• History
  • Brewing Process

  • With a lineage that extends over five generations, John takes particular pride in his heritage. In fact, when it comes to beer tradition, his grandfather George A. Sleeman wrote the book on it - literally.

    John's family's brewing tradition in Canada extends back to 1834 when John H. Sleeman arrived in Ontario from Cornwall, England. By 1851, he started the first Sleeman brewery to be located in Guelph, Ontario, brewing small 100-barrel batches.

    The passion that drove John's great-great-grandfather to begin his renowned Canadian brewing tradition is the same passion that runs through John's veins today - and we look forward to passing on the tradition to many more generations to come.

    An art as much as a science, beer making depends equally on the talent of the brewmaster and the quality of the ingredients.

    Premium brewing employs a time-honoured process in which natural ingredients are blended in myriad combinations and brewed in small batches to produce beers that range from contemporary light brews to 'Old World' dark stouts.

    1. A mash of water and malted (roasted) barley is mixed and heated in a cooker.
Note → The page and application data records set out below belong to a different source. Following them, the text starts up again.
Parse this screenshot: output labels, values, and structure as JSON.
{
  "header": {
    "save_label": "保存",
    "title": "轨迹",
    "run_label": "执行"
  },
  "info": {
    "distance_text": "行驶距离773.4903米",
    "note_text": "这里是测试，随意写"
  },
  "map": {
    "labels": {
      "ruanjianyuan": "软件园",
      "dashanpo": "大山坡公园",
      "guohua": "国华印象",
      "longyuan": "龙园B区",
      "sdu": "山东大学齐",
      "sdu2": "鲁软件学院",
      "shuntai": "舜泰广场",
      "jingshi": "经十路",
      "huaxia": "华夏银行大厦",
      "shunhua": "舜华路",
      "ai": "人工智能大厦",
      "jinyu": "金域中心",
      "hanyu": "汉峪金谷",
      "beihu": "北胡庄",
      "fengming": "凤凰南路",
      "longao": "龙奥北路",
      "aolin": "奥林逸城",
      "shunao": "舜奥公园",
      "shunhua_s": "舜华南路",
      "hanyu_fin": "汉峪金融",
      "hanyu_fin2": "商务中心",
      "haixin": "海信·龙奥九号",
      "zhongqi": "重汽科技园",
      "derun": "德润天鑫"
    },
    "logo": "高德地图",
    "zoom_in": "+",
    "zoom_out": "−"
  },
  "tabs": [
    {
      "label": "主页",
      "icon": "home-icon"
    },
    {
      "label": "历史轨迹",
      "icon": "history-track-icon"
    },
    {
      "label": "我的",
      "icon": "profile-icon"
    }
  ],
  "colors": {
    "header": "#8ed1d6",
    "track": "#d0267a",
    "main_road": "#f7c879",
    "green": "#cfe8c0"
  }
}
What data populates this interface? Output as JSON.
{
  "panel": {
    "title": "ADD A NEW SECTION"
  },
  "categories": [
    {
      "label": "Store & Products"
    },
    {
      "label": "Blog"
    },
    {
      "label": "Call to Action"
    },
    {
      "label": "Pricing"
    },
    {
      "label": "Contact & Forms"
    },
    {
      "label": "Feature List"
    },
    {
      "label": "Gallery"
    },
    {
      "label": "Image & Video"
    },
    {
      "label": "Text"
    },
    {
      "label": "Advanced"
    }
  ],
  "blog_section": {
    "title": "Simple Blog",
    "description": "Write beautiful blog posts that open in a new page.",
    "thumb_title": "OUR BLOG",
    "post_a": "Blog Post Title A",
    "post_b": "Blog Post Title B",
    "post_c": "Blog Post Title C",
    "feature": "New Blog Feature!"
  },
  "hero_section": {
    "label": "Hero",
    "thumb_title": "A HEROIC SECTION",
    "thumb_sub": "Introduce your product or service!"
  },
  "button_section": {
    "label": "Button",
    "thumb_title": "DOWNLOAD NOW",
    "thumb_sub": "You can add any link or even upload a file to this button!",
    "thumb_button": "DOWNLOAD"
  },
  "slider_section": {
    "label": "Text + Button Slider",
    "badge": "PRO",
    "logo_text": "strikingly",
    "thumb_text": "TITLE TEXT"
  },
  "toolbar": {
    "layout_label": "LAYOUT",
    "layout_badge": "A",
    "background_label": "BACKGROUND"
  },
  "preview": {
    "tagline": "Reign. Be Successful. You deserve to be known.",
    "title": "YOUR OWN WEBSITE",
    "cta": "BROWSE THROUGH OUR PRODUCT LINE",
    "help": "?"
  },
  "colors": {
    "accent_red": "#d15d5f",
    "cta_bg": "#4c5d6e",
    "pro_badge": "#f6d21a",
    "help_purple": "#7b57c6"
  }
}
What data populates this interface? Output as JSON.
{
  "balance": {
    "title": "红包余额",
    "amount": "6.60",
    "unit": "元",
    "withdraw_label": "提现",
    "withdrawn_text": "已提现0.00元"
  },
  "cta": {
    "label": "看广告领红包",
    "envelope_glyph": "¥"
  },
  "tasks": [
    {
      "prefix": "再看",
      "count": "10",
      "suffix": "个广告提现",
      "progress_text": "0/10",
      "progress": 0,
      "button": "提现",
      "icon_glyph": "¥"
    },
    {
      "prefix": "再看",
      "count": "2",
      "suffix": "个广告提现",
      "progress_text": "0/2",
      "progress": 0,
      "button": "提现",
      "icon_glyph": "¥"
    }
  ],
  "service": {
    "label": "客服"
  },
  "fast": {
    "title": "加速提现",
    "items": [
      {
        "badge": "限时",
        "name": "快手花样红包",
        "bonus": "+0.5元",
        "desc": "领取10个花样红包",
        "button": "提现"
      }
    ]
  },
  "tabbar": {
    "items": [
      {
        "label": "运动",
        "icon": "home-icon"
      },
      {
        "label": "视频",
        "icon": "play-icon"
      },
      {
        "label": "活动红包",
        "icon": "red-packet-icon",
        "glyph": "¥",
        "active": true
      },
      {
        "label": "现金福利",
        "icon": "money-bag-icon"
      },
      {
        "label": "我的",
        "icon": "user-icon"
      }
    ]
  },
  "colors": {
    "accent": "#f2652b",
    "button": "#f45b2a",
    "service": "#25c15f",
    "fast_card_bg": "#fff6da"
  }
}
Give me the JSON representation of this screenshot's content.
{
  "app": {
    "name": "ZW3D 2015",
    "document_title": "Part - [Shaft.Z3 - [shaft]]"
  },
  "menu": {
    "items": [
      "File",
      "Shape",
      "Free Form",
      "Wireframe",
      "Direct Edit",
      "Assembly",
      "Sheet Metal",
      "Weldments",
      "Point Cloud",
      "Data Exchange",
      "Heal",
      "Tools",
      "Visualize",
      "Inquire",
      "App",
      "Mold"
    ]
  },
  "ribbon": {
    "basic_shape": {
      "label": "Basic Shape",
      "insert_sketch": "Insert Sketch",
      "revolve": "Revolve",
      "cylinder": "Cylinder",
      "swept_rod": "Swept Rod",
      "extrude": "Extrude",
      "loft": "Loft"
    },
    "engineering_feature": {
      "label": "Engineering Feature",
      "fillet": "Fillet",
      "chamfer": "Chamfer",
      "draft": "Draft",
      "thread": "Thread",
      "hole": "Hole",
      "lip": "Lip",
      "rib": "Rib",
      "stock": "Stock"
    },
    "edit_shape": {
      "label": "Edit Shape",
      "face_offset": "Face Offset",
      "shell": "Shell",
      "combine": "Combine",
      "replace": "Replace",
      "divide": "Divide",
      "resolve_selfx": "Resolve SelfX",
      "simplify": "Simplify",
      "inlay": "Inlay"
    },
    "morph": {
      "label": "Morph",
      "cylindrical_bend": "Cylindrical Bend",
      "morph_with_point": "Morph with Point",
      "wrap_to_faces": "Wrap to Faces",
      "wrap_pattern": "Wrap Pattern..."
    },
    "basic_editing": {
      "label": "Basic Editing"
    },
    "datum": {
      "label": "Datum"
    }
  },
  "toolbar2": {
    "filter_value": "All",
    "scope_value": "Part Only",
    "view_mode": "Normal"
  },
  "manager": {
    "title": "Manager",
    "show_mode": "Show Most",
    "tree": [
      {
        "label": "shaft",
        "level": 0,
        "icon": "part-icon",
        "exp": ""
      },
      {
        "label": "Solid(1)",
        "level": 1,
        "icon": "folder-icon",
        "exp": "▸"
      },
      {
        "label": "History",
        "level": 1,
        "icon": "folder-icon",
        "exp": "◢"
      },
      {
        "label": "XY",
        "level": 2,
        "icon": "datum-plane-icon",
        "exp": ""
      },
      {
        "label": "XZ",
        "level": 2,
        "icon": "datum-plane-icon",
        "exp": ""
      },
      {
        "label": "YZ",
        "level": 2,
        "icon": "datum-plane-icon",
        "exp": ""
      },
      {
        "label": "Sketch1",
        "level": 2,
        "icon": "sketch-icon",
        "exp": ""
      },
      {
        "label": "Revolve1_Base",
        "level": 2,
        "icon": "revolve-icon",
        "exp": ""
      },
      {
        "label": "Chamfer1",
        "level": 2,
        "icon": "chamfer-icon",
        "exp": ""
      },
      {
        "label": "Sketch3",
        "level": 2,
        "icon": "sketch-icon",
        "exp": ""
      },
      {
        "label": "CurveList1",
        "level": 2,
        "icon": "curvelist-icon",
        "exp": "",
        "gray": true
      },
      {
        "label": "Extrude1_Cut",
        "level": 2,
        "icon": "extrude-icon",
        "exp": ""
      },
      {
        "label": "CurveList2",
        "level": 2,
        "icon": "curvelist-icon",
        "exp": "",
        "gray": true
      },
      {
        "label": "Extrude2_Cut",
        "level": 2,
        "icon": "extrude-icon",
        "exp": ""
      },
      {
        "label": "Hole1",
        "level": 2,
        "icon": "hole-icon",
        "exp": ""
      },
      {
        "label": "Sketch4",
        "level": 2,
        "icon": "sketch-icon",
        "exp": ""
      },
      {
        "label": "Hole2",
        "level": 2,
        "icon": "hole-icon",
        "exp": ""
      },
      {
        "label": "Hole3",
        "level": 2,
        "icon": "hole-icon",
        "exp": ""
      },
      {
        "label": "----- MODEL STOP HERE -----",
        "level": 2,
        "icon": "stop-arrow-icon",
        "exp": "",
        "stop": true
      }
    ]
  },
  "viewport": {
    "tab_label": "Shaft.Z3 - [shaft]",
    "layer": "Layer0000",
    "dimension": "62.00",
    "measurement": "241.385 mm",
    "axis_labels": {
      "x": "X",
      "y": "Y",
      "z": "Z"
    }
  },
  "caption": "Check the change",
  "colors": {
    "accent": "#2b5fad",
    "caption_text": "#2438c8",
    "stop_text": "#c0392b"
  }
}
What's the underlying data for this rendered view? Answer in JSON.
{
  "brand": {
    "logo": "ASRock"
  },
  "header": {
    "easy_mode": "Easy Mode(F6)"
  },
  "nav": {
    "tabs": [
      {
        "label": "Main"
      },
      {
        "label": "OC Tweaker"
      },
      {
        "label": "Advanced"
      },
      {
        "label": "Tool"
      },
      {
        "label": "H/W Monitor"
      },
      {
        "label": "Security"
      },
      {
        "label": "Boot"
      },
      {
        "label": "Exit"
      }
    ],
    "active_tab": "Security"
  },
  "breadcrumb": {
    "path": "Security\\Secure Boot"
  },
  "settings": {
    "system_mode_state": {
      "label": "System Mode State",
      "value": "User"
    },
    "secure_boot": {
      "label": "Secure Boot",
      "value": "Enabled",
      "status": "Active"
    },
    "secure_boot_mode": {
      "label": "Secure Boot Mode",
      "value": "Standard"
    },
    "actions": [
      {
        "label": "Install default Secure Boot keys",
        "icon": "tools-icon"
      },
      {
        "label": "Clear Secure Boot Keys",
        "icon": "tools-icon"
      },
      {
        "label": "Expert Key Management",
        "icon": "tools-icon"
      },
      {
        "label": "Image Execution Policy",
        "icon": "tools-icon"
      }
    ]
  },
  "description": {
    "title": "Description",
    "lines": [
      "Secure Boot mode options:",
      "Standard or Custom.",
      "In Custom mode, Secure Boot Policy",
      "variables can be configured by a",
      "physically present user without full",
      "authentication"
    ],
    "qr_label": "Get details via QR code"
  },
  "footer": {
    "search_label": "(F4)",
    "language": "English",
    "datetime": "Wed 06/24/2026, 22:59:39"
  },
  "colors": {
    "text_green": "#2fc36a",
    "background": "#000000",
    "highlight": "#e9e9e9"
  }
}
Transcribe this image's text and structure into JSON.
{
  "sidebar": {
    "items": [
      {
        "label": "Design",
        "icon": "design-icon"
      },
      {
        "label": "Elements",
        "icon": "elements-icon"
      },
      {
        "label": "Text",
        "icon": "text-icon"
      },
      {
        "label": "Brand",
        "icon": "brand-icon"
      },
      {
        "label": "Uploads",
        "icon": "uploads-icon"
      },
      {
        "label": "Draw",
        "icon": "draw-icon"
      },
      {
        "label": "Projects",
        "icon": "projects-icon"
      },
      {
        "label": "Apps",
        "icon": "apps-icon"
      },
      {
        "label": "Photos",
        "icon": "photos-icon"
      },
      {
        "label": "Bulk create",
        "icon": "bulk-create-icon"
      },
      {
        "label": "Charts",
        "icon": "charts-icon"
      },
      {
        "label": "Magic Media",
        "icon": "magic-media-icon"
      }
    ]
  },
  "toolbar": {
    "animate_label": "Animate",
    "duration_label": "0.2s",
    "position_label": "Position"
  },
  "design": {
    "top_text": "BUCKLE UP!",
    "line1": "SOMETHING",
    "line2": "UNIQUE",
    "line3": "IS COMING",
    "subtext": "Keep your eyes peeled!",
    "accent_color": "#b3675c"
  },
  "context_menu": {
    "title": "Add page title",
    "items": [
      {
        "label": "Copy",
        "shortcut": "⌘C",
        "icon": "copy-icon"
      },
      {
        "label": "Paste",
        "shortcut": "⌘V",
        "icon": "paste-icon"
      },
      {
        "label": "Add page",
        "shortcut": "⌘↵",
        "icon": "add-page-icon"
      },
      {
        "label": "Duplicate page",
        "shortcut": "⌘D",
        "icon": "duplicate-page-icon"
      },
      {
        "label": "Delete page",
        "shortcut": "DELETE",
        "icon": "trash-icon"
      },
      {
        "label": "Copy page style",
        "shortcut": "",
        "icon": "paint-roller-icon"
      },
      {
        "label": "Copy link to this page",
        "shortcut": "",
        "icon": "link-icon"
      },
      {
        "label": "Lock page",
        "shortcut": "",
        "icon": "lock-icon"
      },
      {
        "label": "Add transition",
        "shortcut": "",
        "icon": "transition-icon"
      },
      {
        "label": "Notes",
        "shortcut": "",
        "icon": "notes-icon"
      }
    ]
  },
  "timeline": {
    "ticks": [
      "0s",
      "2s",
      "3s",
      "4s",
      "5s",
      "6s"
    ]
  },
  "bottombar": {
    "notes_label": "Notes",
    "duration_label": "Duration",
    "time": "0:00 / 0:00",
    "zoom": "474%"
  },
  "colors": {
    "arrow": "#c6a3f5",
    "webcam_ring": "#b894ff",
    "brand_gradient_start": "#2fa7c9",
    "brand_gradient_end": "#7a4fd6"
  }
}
The heat activates enzymes naturally present in the malted barley, causing it to convert its starch into sugar, which the brewing yeast can later ferment.

    2. From the cooker, the mash is pumped into the lautertun, a brewing vessel where the husks from the barley are filtered out. When the sugary water, now called the 'wort', has completely dripped through the husks, absorbing their flavour, the husks are then removed and the boil begins. (Incidentally, the husks are sold to local farmers as cattle feed.)

    3. The boil is where the unique hop flavour is added. Varying the type and quantity of hops is what gives each beer its particular flavour and aroma. This cutaway drawing of the old brewery in the late 1800s is an artist's rendition of how the brewing process may have been designed.

    4. After 1 to 2 hours of boiling, the wort is transferred to a 'hot wort tank' where the spent hops settle out of the liquid.

    5. After settling, the wort is quickly cooled, then pumped into fermentation tanks where yeast is added. The yeast uses the sugar in the wort to create alcohol and carbon dioxide. Lagers take 9 to 12 days to ferment while ales require 5 to 7 days of fermentation.

    6. At the end of the fermentation process, the yeast is filtered out and the young beer is sent to aging tanks in the cold cellar. The beer remains in these tanks at just above the freezing temperature until it is fully mature. How long that takes depends on the type of beer. When mature, the beer is filtered to a high clarity then bottled or kegged (for draught consumption).



    John Sleeman

    Born in Toronto and raised in Ottawa, John Sleeman spent his early adulthood somewhat oblivious to his family's brewing history; his father was an executive for Bell Canada and their family brewing history was rarely discussed.

    At 16 John left school and his home in Ottawa to work. Despite his upbringing, John's life path was destined to include good brew.

    After getting married in England, he and his wife returned to Canada to open their own English pub stocked with authentic English beers. Soon after, the two of them went into business with his wife's father to bring beer from around the world to Canada under the name Imported Beer Co.

    After a few years in the business, John was paid a visit by his Aunt Florian, who came armed with an historic Sleeman bottle and the words, 'It's time you found out about your heritage.' An empire was then on its way to being reborn.

    Sleeman Brewery has come a long way and grown a great deal under the enthusiastic guidance of John Sleeman - which just goes to show how far the will to take a risk, hard work, and a family brewing history can take you.